Flying without wings
Felix Baumgartner might not have broken Joe Kittinger’s world record for the longest time spent in freefall, but he did smash a fourth milestone during his dive.
Not only did he break the current standing records for highest ever jump, longest distance fall and fastest downward speed, but he destroyed the record for most views of a live streaming event on YouTube.
The stunt was watched by eight million YouTubers at the same time, and while the site hasn’t divulged exact stats, that figure is apparently higher than the last record holder, President Obama’s inauguration.
If you’re wondering why this more than a crazed Aussie out to prove that Redbull really does “give you wings” let me just show why this jump was so important.
First off, the tragic accident of space shuttle Columbia, which occurred on February 1, 2003. Columbia burst into flames upon re-entry into the earth’s atmosphere, and while I won’t go into details behind what caused the accident, the fact remains that there really was no other way for the astronauts on board to get back to earth than risking re-entry with the damaged shuttle. This jump and the data from both Baumgartner’s suit on pod will help in the development of new technologies to aid astronauts, high altitude pilots and, one day, space tourists.
No, you didn’t just misread that, or is it some type of the space tourism that is very much on the rise with Virgin Galactic continuing to carry out tests of their space craft – and safety is always a big talking point. Virgin Galactic plans to provide sub-orbital space flights to space tourists, suborbital launches for space science missions and orbital launches of small satellites.
However, further in the future Virgin Galactic hopes to offer orbital human space flights as well. The difference is their launch technique. Launching from a large airplane gives space craft more initial speed and altitude than if it was launched from the ground.
It’s also less expensive, meaning unlike its Russian counterpart, Virgin will be able to offer cheaper flights and open the possibilities of going to space to the everyday person.
So you see, this jump was more that a very expensive stunt or crazy advertisement. This was a step in the right direction for science and for technology. A step for both space professionals and tourists alike, and above all it was just something that was really cool.
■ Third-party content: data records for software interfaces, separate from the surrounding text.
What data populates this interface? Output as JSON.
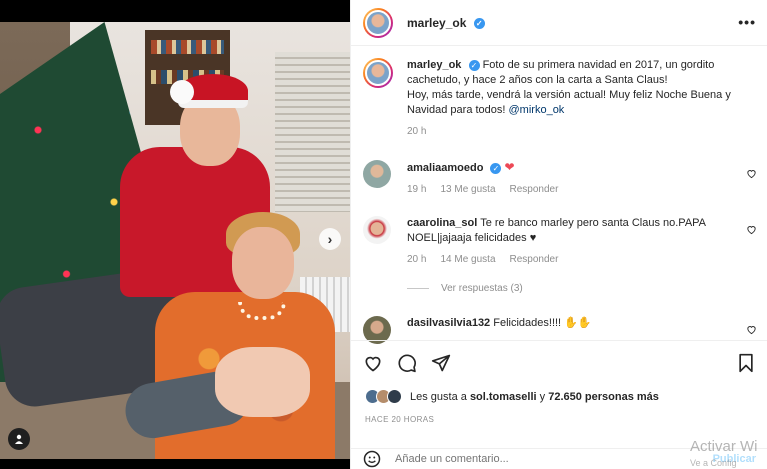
{
  "post": {
    "username": "marley_ok",
    "more_icon": "more-horizontal-icon"
  },
  "caption": {
    "username": "marley_ok",
    "text_line1": "Foto de su primera navidad en 2017, un gordito cachetudo, y hace 2 años con la carta a Santa Claus!",
    "text_line2": "Hoy, más tarde, vendrá la versión actual! Muy feliz Noche Buena y Navidad para todos!",
    "mention": "@mirko_ok",
    "time": "20 h"
  },
  "comments": [
    {
      "username": "amaliaamoedo",
      "text": "",
      "time": "19 h",
      "likes": "13 Me gusta",
      "reply": "Responder"
    },
    {
      "username": "caarolina_sol",
      "text": "Te re banco marley pero santa Claus no.PAPA NOEL|jajaaja felicidades ♥",
      "time": "20 h",
      "likes": "14 Me gusta",
      "reply": "Responder"
    },
    {
      "username": "dasilvasilvia132",
      "text": "Felicidades!!!!"
    }
  ],
  "replies_label": "Ver respuestas (3)",
  "likes": {
    "prefix": "Les gusta a ",
    "user": "sol.tomaselli",
    "middle": " y ",
    "count": "72.650 personas más"
  },
  "posted_ago": "HACE 20 HORAS",
  "add_comment": {
    "placeholder": "Añade un comentario...",
    "publish_label": "Publicar"
  },
  "watermark": {
    "line1": "Activar Wi",
    "line2": "Ve a Config"
  },
  "colors": {
    "accent": "#3897f0",
    "heart": "#ed4956",
    "publish": "#b2dffc"
  }
}
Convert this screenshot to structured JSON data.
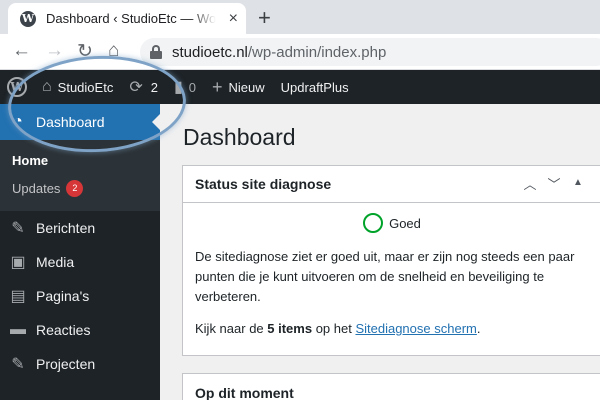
{
  "browser": {
    "tab_title": "Dashboard ‹ StudioEtc — WordPress",
    "new_tab": "+",
    "close": "×",
    "url_domain": "studioetc.nl",
    "url_path": "/wp-admin/index.php"
  },
  "adminbar": {
    "site_name": "StudioEtc",
    "updates_count": "2",
    "comments_count": "0",
    "new_label": "Nieuw",
    "plugin_label": "UpdraftPlus"
  },
  "sidebar": {
    "dashboard_label": "Dashboard",
    "home_label": "Home",
    "updates_label": "Updates",
    "updates_badge": "2",
    "items": [
      {
        "label": "Berichten",
        "icon": "pin-icon"
      },
      {
        "label": "Media",
        "icon": "media-icon"
      },
      {
        "label": "Pagina's",
        "icon": "page-icon"
      },
      {
        "label": "Reacties",
        "icon": "comment-icon"
      },
      {
        "label": "Projecten",
        "icon": "pin-icon"
      }
    ]
  },
  "main": {
    "page_title": "Dashboard",
    "health": {
      "title": "Status site diagnose",
      "status": "Goed",
      "description": "De sitediagnose ziet er goed uit, maar er zijn nog steeds een paar punten die je kunt uitvoeren om de snelheid en beveiliging te verbeteren.",
      "items_prefix": "Kijk naar de ",
      "items_bold": "5 items",
      "items_mid": " op het ",
      "items_link": "Sitediagnose scherm",
      "items_suffix": "."
    },
    "glance": {
      "title": "Op dit moment"
    }
  },
  "colors": {
    "admin_bar": "#1d2327",
    "accent": "#2271b1",
    "badge": "#d63638",
    "health_good": "#00a32a",
    "highlight": "#7fa3c7"
  }
}
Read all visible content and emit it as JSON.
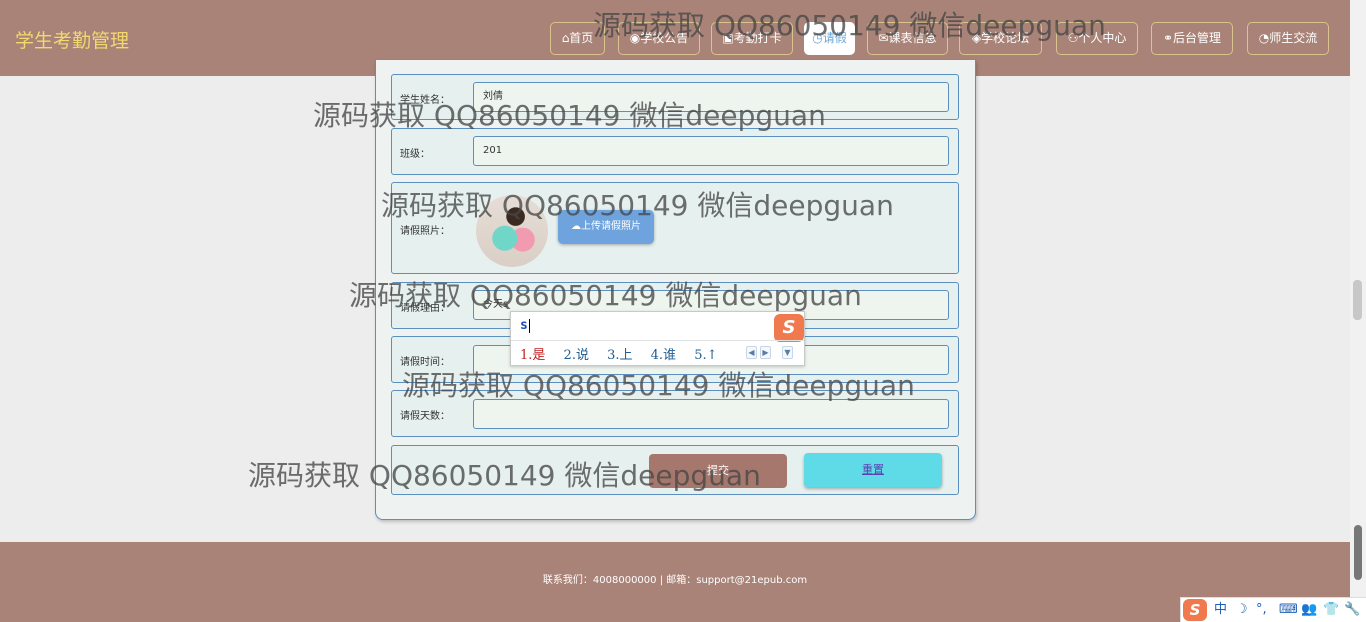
{
  "header": {
    "site_title": "学生考勤管理",
    "nav": [
      {
        "label": "⌂首页",
        "active": false
      },
      {
        "label": "◉学校公告",
        "active": false
      },
      {
        "label": "▣考勤打卡",
        "active": false
      },
      {
        "label": "◷请假",
        "active": true
      },
      {
        "label": "✉课表信息",
        "active": false
      },
      {
        "label": "◈学校论坛",
        "active": false
      },
      {
        "label": "⚇个人中心",
        "active": false
      },
      {
        "label": "⚭后台管理",
        "active": false
      },
      {
        "label": "◔师生交流",
        "active": false
      }
    ]
  },
  "form": {
    "student_name_label": "学生姓名：",
    "student_name_value": "刘倩",
    "class_label": "班级：",
    "class_value": "201",
    "photo_label": "请假照片：",
    "upload_label": "上传请假照片",
    "reason_label": "请假理由：",
    "reason_value": "今天s",
    "time_label": "请假时间：",
    "time_value": "",
    "days_label": "请假天数：",
    "days_value": "",
    "submit_label": "提交",
    "reset_label": "重置"
  },
  "footer": {
    "text": "联系我们：4008000000 | 邮箱：support@21epub.com"
  },
  "ime": {
    "input": "s",
    "logo": "S",
    "candidates": [
      "1.是",
      "2.说",
      "3.上",
      "4.谁",
      "5.↑"
    ]
  },
  "tray": {
    "logo": "S",
    "items": [
      "中",
      "☽",
      "°,",
      "⌨",
      "👥",
      "👕",
      "🔧"
    ]
  },
  "watermark": {
    "text": "源码获取 QQ86050149 微信deepguan"
  },
  "colors": {
    "header_bg": "#a98377",
    "title_color": "#f2d86e",
    "border_blue": "#5b8fbf",
    "upload_btn": "#6ea3dd",
    "reset_btn": "#5fdbe8"
  },
  "icons": {
    "upload": "cloud-upload-icon",
    "ime_logo": "sogou-icon"
  }
}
I’m glad I watched it all live and happy to see the mission was a success despite one or two little glitches. And though this might not give rise to the start of production of the Starship Enterprise, it opens even more possibilities for us as it relates to space travel.